_What to do_. Go through the records and show each line where the word "icon" occurs.

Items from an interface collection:

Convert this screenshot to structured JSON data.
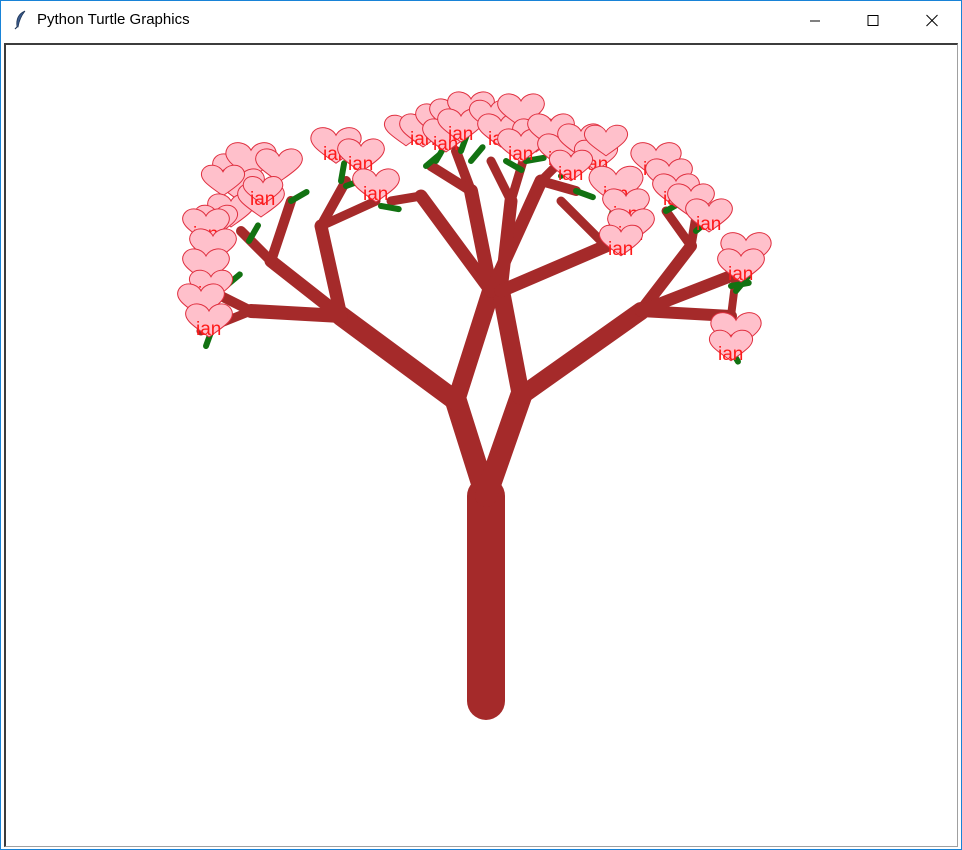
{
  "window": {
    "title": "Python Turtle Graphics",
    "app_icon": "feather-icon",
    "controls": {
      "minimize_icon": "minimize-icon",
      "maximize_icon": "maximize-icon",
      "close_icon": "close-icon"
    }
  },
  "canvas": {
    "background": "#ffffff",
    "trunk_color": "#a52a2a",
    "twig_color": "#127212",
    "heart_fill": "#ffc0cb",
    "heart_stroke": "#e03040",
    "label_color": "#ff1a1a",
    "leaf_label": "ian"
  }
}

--

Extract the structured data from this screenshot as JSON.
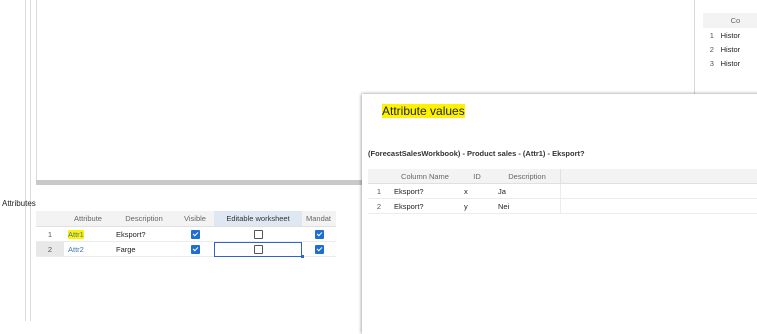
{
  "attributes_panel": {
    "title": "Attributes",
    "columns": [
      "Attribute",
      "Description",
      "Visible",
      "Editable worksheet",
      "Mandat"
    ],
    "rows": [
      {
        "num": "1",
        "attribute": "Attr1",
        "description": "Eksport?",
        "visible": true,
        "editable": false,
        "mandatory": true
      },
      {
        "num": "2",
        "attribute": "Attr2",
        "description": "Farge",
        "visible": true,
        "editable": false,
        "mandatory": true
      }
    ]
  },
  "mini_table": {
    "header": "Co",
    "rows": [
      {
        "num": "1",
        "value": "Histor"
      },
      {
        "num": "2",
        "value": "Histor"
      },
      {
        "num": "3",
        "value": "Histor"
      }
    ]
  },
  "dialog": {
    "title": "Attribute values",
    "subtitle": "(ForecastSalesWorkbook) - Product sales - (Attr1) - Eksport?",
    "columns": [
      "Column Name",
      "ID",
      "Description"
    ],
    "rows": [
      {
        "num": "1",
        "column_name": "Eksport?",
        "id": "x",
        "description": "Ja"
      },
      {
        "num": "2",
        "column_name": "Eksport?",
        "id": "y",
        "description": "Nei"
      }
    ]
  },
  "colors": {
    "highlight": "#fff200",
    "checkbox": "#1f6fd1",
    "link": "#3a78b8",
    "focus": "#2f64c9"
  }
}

_Exercise result_.
    "app_icon": "feather-icon",
      "minimize_icon": "minimize-icon",
      "maximize_icon": "maximize-icon",
      "close_icon": "close-icon"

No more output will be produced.